Every line below that holds the word "image" must be listed.

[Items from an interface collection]
§

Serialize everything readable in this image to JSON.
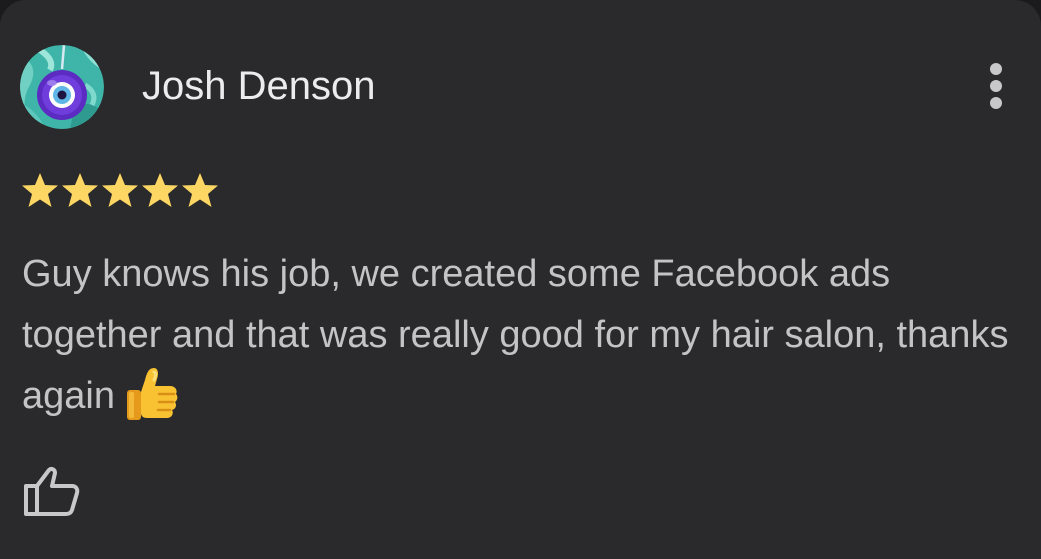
{
  "review": {
    "reviewer_name": "Josh Denson",
    "avatar_icon": "evil-eye-avatar-icon",
    "rating": 5,
    "max_rating": 5,
    "star_color": "#fdd663",
    "text": "Guy knows his job, we created some Facebook ads together and that was really good for my hair salon, thanks again",
    "emoji": "thumbs-up-emoji"
  },
  "actions": {
    "more_icon": "more-vert-icon",
    "like_icon": "thumb-up-outline-icon"
  },
  "colors": {
    "card_background": "#2a2a2c",
    "name_text": "#ececee",
    "body_text": "#c4c4c6",
    "icon": "#c8c8ca"
  }
}
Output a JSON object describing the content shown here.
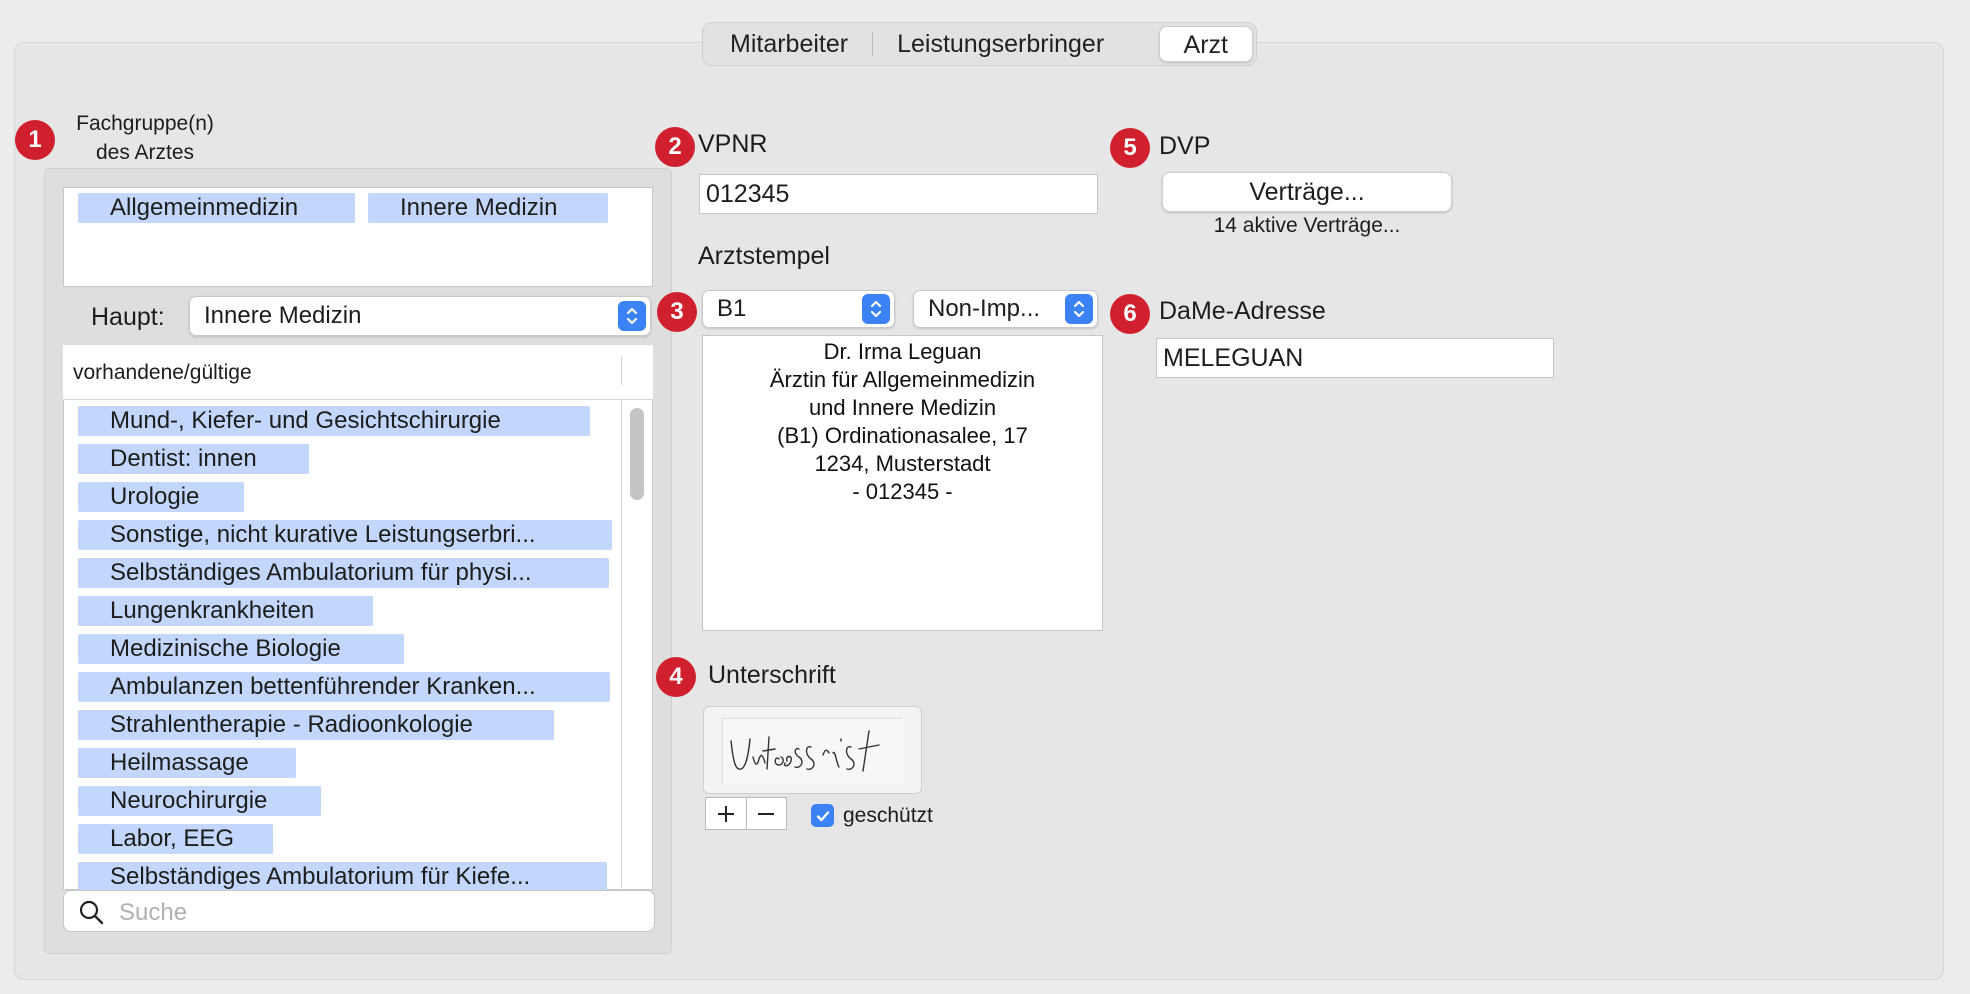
{
  "tabs": [
    "Mitarbeiter",
    "Leistungserbringer",
    "Arzt"
  ],
  "active_tab": "Arzt",
  "badges": [
    "1",
    "2",
    "3",
    "4",
    "5",
    "6"
  ],
  "fachgruppe": {
    "label_line1": "Fachgruppe(n)",
    "label_line2": "des Arztes",
    "selected_tags": [
      "Allgemeinmedizin",
      "Innere Medizin"
    ],
    "haupt_label": "Haupt:",
    "haupt_value": "Innere Medizin",
    "list_header": "vorhandene/gültige",
    "list_items": [
      "Mund-, Kiefer- und Gesichtschirurgie",
      "Dentist: innen",
      "Urologie",
      "Sonstige, nicht kurative Leistungserbri...",
      "Selbständiges Ambulatorium für physi...",
      "Lungenkrankheiten",
      "Medizinische Biologie",
      "Ambulanzen bettenführender Kranken...",
      "Strahlentherapie - Radioonkologie",
      "Heilmassage",
      "Neurochirurgie",
      "Labor, EEG",
      "Selbständiges Ambulatorium für Kiefe..."
    ],
    "search_placeholder": "Suche"
  },
  "vpnr": {
    "label": "VPNR",
    "value": "012345"
  },
  "arztstempel": {
    "label": "Arztstempel",
    "stamp_select": "B1",
    "import_select": "Non-Imp...",
    "stamp_lines": [
      "Dr. Irma Leguan",
      "Ärztin für Allgemeinmedizin",
      "und Innere Medizin",
      "(B1) Ordinationasalee, 17",
      "1234, Musterstadt",
      "- 012345 -"
    ]
  },
  "unterschrift": {
    "label": "Unterschrift",
    "signature_text": "Unterschrift",
    "add_symbol": "+",
    "remove_symbol": "—",
    "protected_label": "geschützt",
    "protected_checked": true
  },
  "dvp": {
    "label": "DVP",
    "button_label": "Verträge...",
    "status": "14 aktive Verträge..."
  },
  "dame": {
    "label": "DaMe-Adresse",
    "value": "MELEGUAN"
  },
  "colors": {
    "badge": "#d0202e",
    "tag_bg": "#c3d6fb",
    "accent": "#3b82f6"
  }
}
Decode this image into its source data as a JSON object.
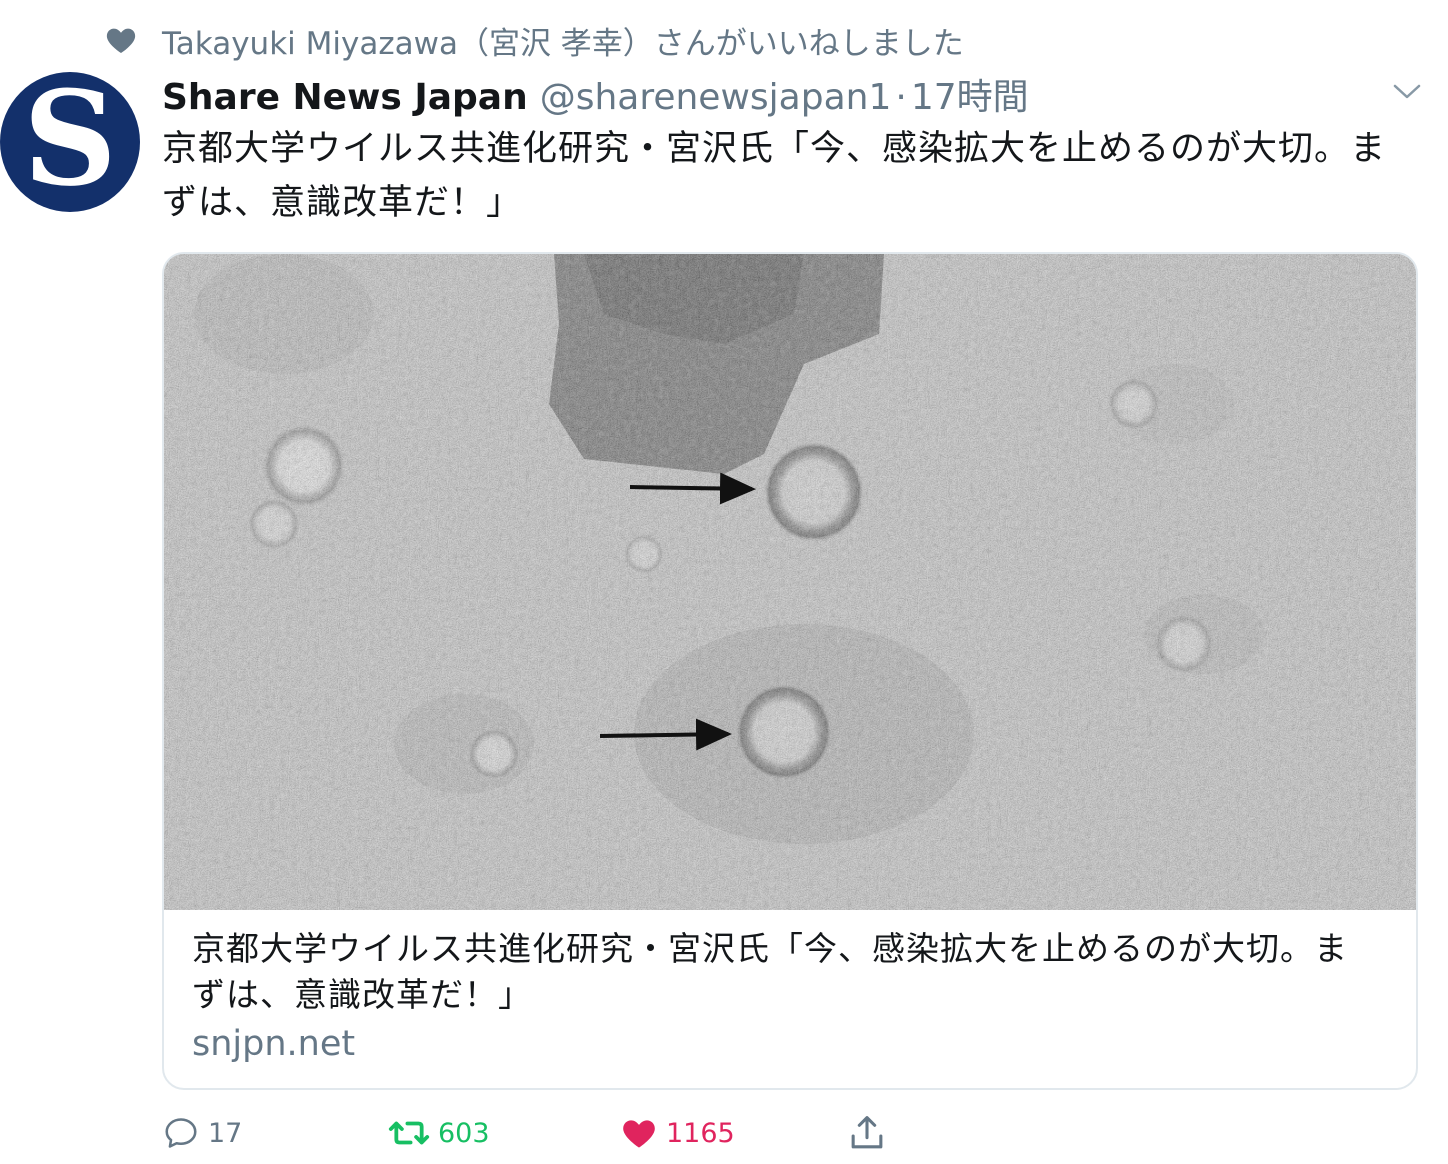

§

▶ [Answer]
Serialize everything readable in this image to JSON.
Decode this image into its source data as a JSON object.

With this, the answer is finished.